CultureCrash Evan cover

ONE of my favorite discussions of the new world of the arts and culture -- the economic, technological, sociological changes I describe in my book -- comes in this conversation I had with an editor at the new 21st C Musician site. (I've written several pieces for the site on the transformation of classical music.) Considering both the human costs and the unintended consequences for America, … [Read more...]

Lucinda Williams at the Troubadour

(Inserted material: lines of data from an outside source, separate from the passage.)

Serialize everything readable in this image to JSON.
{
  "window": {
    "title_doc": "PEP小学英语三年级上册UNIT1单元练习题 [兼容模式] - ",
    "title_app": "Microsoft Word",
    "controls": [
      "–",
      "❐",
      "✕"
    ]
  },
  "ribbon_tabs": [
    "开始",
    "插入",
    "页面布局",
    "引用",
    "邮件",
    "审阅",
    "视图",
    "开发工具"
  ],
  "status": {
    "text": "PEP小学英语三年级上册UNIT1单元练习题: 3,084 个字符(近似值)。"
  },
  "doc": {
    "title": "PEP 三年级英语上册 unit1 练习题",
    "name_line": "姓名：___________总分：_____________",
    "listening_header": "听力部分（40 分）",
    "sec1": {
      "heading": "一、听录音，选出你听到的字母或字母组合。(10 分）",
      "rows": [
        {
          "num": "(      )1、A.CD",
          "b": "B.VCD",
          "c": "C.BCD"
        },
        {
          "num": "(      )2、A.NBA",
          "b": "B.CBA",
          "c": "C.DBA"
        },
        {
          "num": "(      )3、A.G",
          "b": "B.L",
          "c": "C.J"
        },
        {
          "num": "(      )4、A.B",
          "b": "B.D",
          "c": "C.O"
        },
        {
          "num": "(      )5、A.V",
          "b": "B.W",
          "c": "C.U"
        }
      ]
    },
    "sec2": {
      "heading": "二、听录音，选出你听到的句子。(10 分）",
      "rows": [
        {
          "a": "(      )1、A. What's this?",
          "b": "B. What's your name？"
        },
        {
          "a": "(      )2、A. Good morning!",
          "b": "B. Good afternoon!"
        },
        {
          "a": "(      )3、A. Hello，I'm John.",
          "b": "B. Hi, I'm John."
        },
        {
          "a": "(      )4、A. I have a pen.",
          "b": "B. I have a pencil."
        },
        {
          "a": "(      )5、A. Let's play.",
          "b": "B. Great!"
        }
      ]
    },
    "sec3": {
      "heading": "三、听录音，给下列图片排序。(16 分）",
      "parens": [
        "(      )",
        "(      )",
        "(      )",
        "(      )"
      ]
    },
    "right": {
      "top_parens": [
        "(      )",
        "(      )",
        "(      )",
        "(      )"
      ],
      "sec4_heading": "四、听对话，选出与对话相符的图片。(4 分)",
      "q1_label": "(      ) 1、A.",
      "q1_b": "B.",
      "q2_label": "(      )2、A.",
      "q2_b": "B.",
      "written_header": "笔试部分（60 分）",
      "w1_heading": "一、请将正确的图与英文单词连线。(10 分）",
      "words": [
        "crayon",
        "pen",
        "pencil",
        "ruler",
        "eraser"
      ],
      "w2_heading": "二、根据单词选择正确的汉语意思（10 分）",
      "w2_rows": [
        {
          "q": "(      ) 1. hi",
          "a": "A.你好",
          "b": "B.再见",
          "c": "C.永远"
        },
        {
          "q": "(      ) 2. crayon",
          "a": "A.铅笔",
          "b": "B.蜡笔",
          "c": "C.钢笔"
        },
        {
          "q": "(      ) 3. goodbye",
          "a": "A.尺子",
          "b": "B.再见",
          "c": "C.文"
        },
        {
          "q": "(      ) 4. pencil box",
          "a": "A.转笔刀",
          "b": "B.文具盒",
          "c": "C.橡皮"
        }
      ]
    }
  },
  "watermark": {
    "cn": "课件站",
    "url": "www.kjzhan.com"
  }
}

I'M rushing out of town -- remember that Powell's Books reading Sunday! -- but want to rave for a moment about the show I caught Wednesday night. It's been a good few weeks for music -- Martha Argerich with LA Phil at Disney Hall, solo-acoustic Lloyd Cole at Largo, Joe Henry with Sam Phillips at Largo, and now this one. I've seen Lucinda five or six times previously, but rarely in a club as … [Read more...]

Music For the Rich — Only


THE Brits have been more comfortable discussion notions of social/ economic class than we are here in this classless paradise. (Was it Rick Santorum who called "middle class" a Marxist term?) In any case, a new report from the British press asks, "is the music industry becoming a hobby for the upper classes?" The article, in I-D, is about a dust-up between a Labour culture minister and the "posh" … [Read more...]

The Future of the Arts


OKAY, nobody really knows what's coming. But a pretty good stab comes in a new book by veteran arts manager Michael M. Kaiser (Alvin Ailey, Kennedy Center, etc) , who is both hopeful and brutally honest. His opening section on the building of an arts infrastructure (including an audience) in the postwar U.S. is as clear and succinct and explanation as I've ever seen, and his description of what … [Read more...]

Fear of Music, Then and Now


VIOLENT, authoritarian and fascist regimes often target artists, musicians, and the arts themselves -- this is something we see East and West, ancient and modern. The latest outbreak of what Talking Heads called "Fear of Music" seems to be taking place in the Middle East, where the Islamic State is destroying drums and other musical instruments because they are somehow "un-Islamic." The site … [Read more...]

Stevie Wonder on Duke Ellington


THERE'S been a lot of talk about Mr. Wonder lately, largely because of the recent concerts. It reminds me of what may be my favorite Stevie song, from a record my parents had when I was a kid and which I pretty much wore out. Cool that he is tipping his hat to another piano player. I've only seen Stevie play once, at the 80th birthday party for jazz guitarist Kenny Burrell, at UCLA's Royce … [Read more...]

“Love Songs: A Hidden History”


INTERESTED in songs about love and sex going back to ancient fertility rites, through the medieval troubadours and the German art song and into the age of "Tangled Up in Blue," Ziggy Stardust, and bedroom R&B? Then you may want to get your hands on Ted Gioia's new secret history, Love Songs, just out on Oxford University Press. Ted is an old friend; two decades ago, before I knew him, I … [Read more...]

Art For the Rich — Only


GOOD news! Queens has gotten an enormous art space in Long Island City. Says the New York Times The modern-looking facility, built from the ground up at a cost of $70 million, is set to span 280,000 square feet when an adjacent building opens this spring. The complex will be packed with thousands of works of art, from old masters to contemporary rising stars. But unlike at a museum, few will ever … [Read more...]

What Is a “Subversive” Artist, Anyway?


AFTER a while, I get tired of all the jive around certain terms. "Disruption" is one; "empowerment," another. ("Innovate" seems to be headed for corporate sponsorship.)  The latest infuriating one is the way the word "subversive" has been turned into a marketing strategy and a straight-faced description of Lady Gaga and Jeff Koons. For my latest Salon story, I dig into how we got here and what the … [Read more...]